Exploring the Uncertain Scientific Rigor of Behavioral Economics
In an age where data and evidence are revered, the field of behavioral economics has gained significant attention. This discipline seeks to understand and correct irrational human decision-making by utilizing psychological insights. However, recent revelations have cast doubt on the scientific rigor of behavioral economics, leading to a replication crisis. As we delve into this issue, we question whether common-sense changes can be made without relying on questionable studies.
The Replication Crisis and Behavioral Economics
Behavioral economics lies at the heart of the replication crisis, which exposes the inability to reproduce results from a substantial portion of social science experiments. Nudges, a prominent concept in behavioral economics, are closely tied to the study of “priming.” Priming examines how behavior changes based on subconscious influences. However, foundational experiments in this field have failed to be replicated, raising concerns about the reliability of the entire area of study.
The Slippery Slope of Priming
The notion of priming suggests that our behavior can be influenced by subtle cues, such as words or images, that we may not consciously notice. For instance, an experiment demonstrated that undergraduates walked slower after being exposed to words associated with old age. However, subsequent attempts to replicate this finding have yielded inconsistent results, undermining confidence in the validity of priming research. While it may seem intuitive that thoughts of aging can affect our walking pace, it remains unclear whether this is a universal law of the mind or simply a coincidence.
The Power of Common Sense
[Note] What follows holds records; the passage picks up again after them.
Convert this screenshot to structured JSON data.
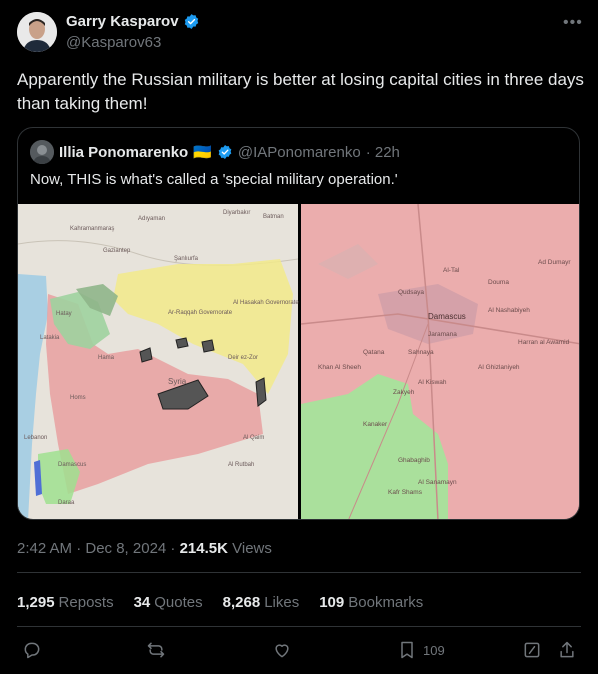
{
  "author": {
    "name": "Garry Kasparov",
    "handle": "@Kasparov63"
  },
  "tweet_text": "Apparently the Russian military is better at losing capital cities in three days than taking them!",
  "quoted": {
    "name": "Illia Ponomarenko",
    "flag": "🇺🇦",
    "handle": "@IAPonomarenko",
    "time": "· 22h",
    "text": "Now, THIS is what's called a 'special military operation.'"
  },
  "map_labels": {
    "left": [
      "Diyarbakır",
      "Batman",
      "Kahramanmaraş",
      "Adıyaman",
      "Gaziantep",
      "Şanlıurfa",
      "Hatay",
      "Latakia",
      "Hama",
      "Homs",
      "Syria",
      "Damascus",
      "Al Hasakah Governorate",
      "Deir ez-Zor",
      "Ar-Raqqah Governorate",
      "Al Qaim",
      "Al Rutbah",
      "Lebanon",
      "Daraa"
    ],
    "right": [
      "Al-Tal",
      "Damascus",
      "Jaramana",
      "Sahnaya",
      "Qatana",
      "Al Kiswah",
      "Zakyeh",
      "Kanaker",
      "Ghabaghib",
      "Kafr Shams",
      "Al Sanamayn",
      "Harran al Awamid",
      "Ad Dumayr",
      "Douma",
      "Al Nashabiyeh",
      "Qudsaya",
      "Al Ghizlaniyeh",
      "Khan Al Sheeh"
    ]
  },
  "timestamp": "2:42 AM · Dec 8, 2024 ·",
  "views_count": "214.5K",
  "views_label": "Views",
  "stats": {
    "reposts_count": "1,295",
    "reposts_label": "Reposts",
    "quotes_count": "34",
    "quotes_label": "Quotes",
    "likes_count": "8,268",
    "likes_label": "Likes",
    "bookmarks_count": "109",
    "bookmarks_label": "Bookmarks"
  },
  "actions": {
    "bookmark_count": "109"
  },
  "icons": [
    "avatar",
    "verified-badge-icon",
    "more-icon",
    "reply-icon",
    "repost-icon",
    "like-icon",
    "bookmark-icon",
    "grok-icon",
    "share-icon"
  ],
  "colors": {
    "verified": "#1d9bf0",
    "regime_red": "#e8a0a0",
    "opposition_green": "#9fe08f",
    "sdf_yellow": "#f2ea8a"
  }
}
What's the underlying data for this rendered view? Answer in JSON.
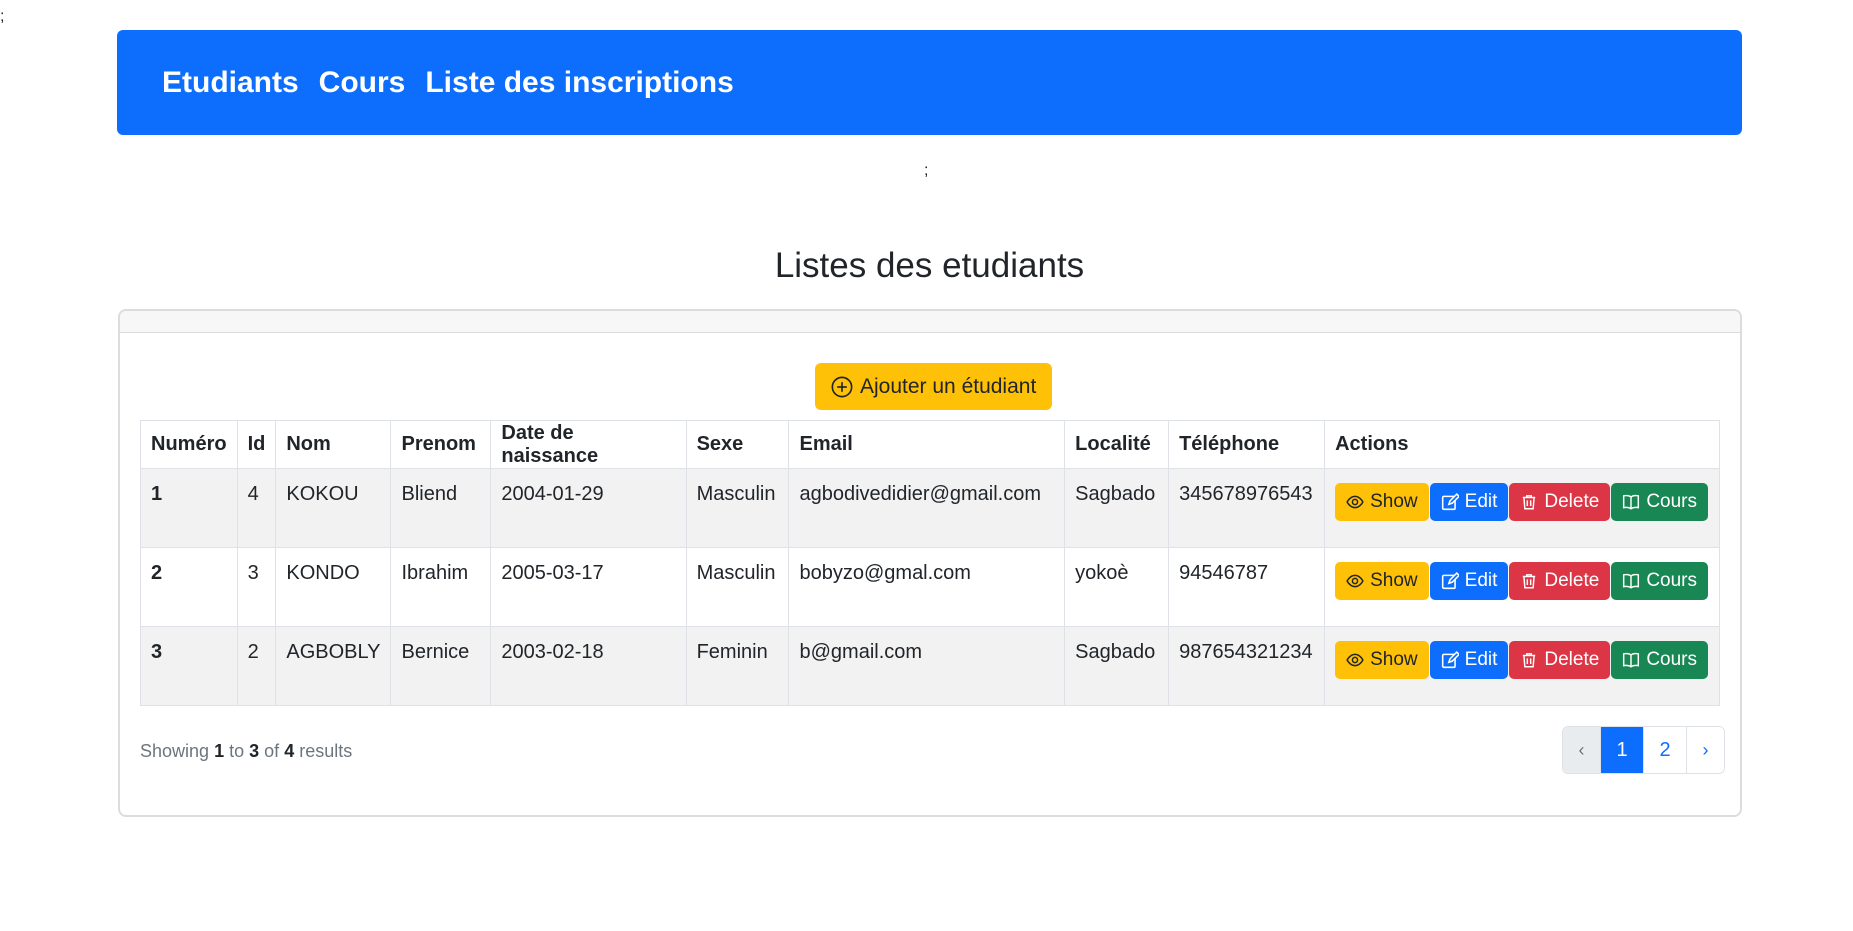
{
  "stray_text_top": ";",
  "stray_text_mid": ";",
  "nav": {
    "items": [
      "Etudiants",
      "Cours",
      "Liste des inscriptions"
    ]
  },
  "page_title": "Listes des etudiants",
  "add_button_label": "Ajouter un étudiant",
  "table": {
    "headers": [
      "Numéro",
      "Id",
      "Nom",
      "Prenom",
      "Date de naissance",
      "Sexe",
      "Email",
      "Localité",
      "Téléphone",
      "Actions"
    ],
    "rows": [
      {
        "numero": "1",
        "id": "4",
        "nom": "KOKOU",
        "prenom": "Bliend",
        "date": "2004-01-29",
        "sexe": "Masculin",
        "email": "agbodivedidier@gmail.com",
        "localite": "Sagbado",
        "telephone": "345678976543"
      },
      {
        "numero": "2",
        "id": "3",
        "nom": "KONDO",
        "prenom": "Ibrahim",
        "date": "2005-03-17",
        "sexe": "Masculin",
        "email": "bobyzo@gmal.com",
        "localite": "yokoè",
        "telephone": "94546787"
      },
      {
        "numero": "3",
        "id": "2",
        "nom": "AGBOBLY",
        "prenom": "Bernice",
        "date": "2003-02-18",
        "sexe": "Feminin",
        "email": "b@gmail.com",
        "localite": "Sagbado",
        "telephone": "987654321234"
      }
    ],
    "actions": {
      "show": "Show",
      "edit": "Edit",
      "delete": "Delete",
      "cours": "Cours"
    }
  },
  "pagination": {
    "showing_prefix": "Showing",
    "from": "1",
    "to_word": "to",
    "to": "3",
    "of_word": "of",
    "total": "4",
    "results_word": "results",
    "prev": "‹",
    "pages": [
      "1",
      "2"
    ],
    "next": "›",
    "current_page": "1"
  },
  "colors": {
    "primary": "#0d6efd",
    "warning": "#ffc107",
    "danger": "#dc3545",
    "success": "#198754"
  }
}
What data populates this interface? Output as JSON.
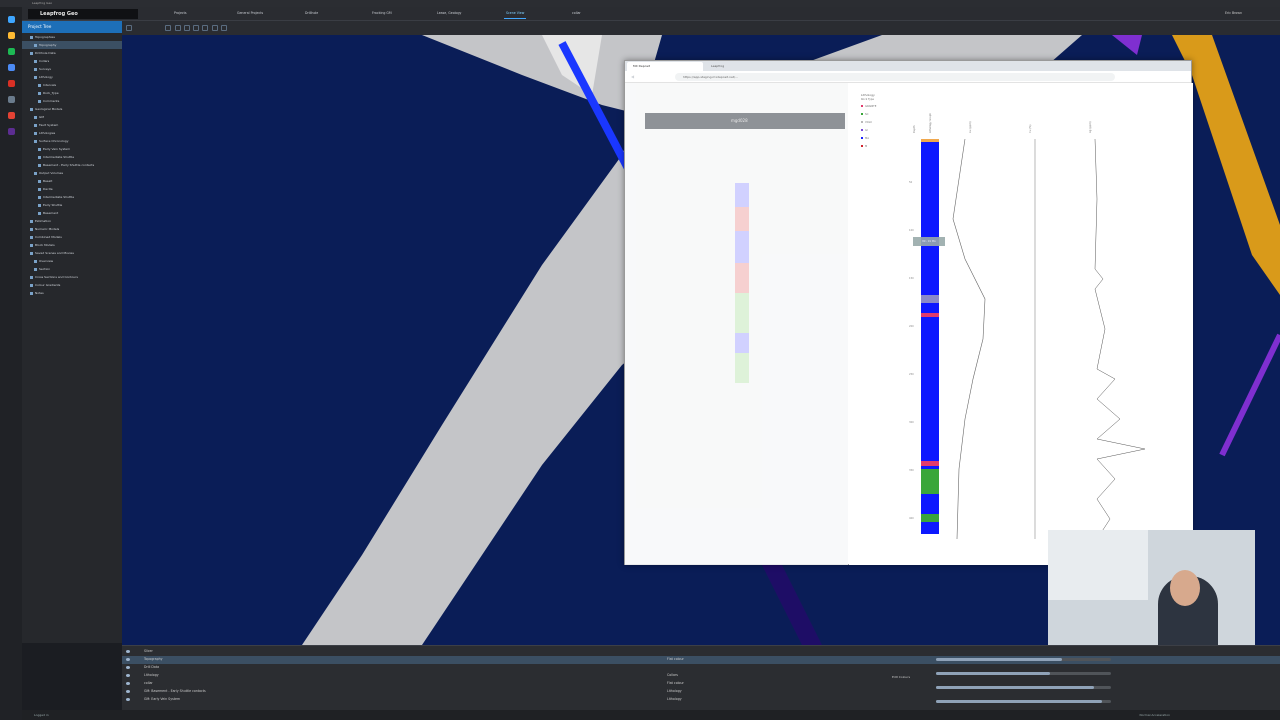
{
  "window": {
    "title": "Leapfrog Geo"
  },
  "app": {
    "logo": "Leapfrog Geo",
    "user": "Eric Brown"
  },
  "tabs": [
    {
      "label": "Projects"
    },
    {
      "label": "General Projects"
    },
    {
      "label": "Drillhole"
    },
    {
      "label": "Fracking GM"
    },
    {
      "label": "Lease, Geology"
    },
    {
      "label": "Scene View"
    },
    {
      "label": "collar"
    }
  ],
  "sidebar": {
    "header": "Project Tree",
    "items": [
      "Topographies",
      "Topography",
      "Drillhole Data",
      "Collars",
      "Surveys",
      "Lithology",
      "Intervals",
      "Rock_Type",
      "Comments",
      "Geological Models",
      "GM",
      "Fault System",
      "Lithologies",
      "Surface Chronology",
      "Early Vein System",
      "Intermediate Shuttle",
      "Basement - Early Shuttle contacts",
      "Output Volumes",
      "Basalt",
      "Dacite",
      "Intermediate Shuttle",
      "Early Shuttle",
      "Basement",
      "Estimation",
      "Numeric Models",
      "Combined Models",
      "Block Models",
      "Saved Scenes and Movies",
      "Overview",
      "Section",
      "Cross Sections and Contours",
      "Colour Gradients",
      "Notes"
    ]
  },
  "browser": {
    "tab1": "MX Deposit",
    "tab2": "Leapfrog",
    "url": "https://app.staging.mxdeposit.net/...",
    "hole_id": "mgd028",
    "lithology_label": "Lithology",
    "rock_type_label": "Rock Type",
    "legend": [
      {
        "name": "GRANITE",
        "color": "#e23b6d"
      },
      {
        "name": "SC",
        "color": "#3aa63a"
      },
      {
        "name": "VOLC",
        "color": "#b9b9b9"
      },
      {
        "name": "GI",
        "color": "#7b4bd6"
      },
      {
        "name": "MA",
        "color": "#1c24ff"
      },
      {
        "name": "M",
        "color": "#d1242f"
      }
    ],
    "column_headers": [
      "Depth",
      "Lithology Graph",
      "Au (ppm)",
      "Cu (%)",
      "Ag (ppm)"
    ],
    "depth_ticks": [
      "50",
      "100",
      "150",
      "200",
      "250",
      "300",
      "350",
      "400"
    ],
    "tooltip": "89 - 91 MA"
  },
  "lower_panel": {
    "rows": [
      {
        "name": "Slicer",
        "mid": ""
      },
      {
        "name": "Topography",
        "mid": "Flat colour"
      },
      {
        "name": "Drill Data",
        "mid": ""
      },
      {
        "name": "Lithology",
        "mid": "Collars"
      },
      {
        "name": "collar",
        "mid": "Flat colour"
      },
      {
        "name": "GM: Basement - Early Shuttle contacts",
        "mid": "Lithology"
      },
      {
        "name": "GM: Early Vein System",
        "mid": "Lithology"
      }
    ],
    "edit_button": "Edit Colours",
    "sliders": [
      0.72,
      0.65,
      0.9,
      0.95
    ]
  },
  "status": {
    "left": "Logged in",
    "right": "Normal Acceleration"
  },
  "colors": {
    "scene_bg": "#0a1d57",
    "accent": "#44a9ff",
    "lith_main": "#0d18ff"
  }
}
Ironically, individuals without scientific training have displayed an uncanny ability to identify studies that cannot be replicated based solely on their descriptions. This raises the question of whether some so-called scientific claims are, in fact, nothing more than dressed-up common sense supported by flawed data. While behavioral economics aims to correct irrational decision-making, it is crucial to question the validity of the studies that underpin its theories.
The Need for Reliable Evidence
Although some behavioral interventions, such as simplifying mortgage information or automatically enrolling children in school lunch programs, have shown positive results, it is essential to ensure the scientific rigor of the studies supporting these interventions. With the replication crisis casting doubt on the reliability of behavioral economics, it becomes imperative to rely on robust and reproducible evidence when implementing common-sense changes.
The replication crisis within behavioral economics has raised significant concerns about the scientific validity of this field. While the goal of correcting irrational decision-making is commendable, it is crucial to approach behavioral interventions with caution. Relying on questionable studies may undermine the effectiveness of these interventions and hinder progress. As we navigate the complex landscape of human behavior, it is imperative to prioritize reliable evidence and rigorous scientific methods to ensure meaningful and lasting change.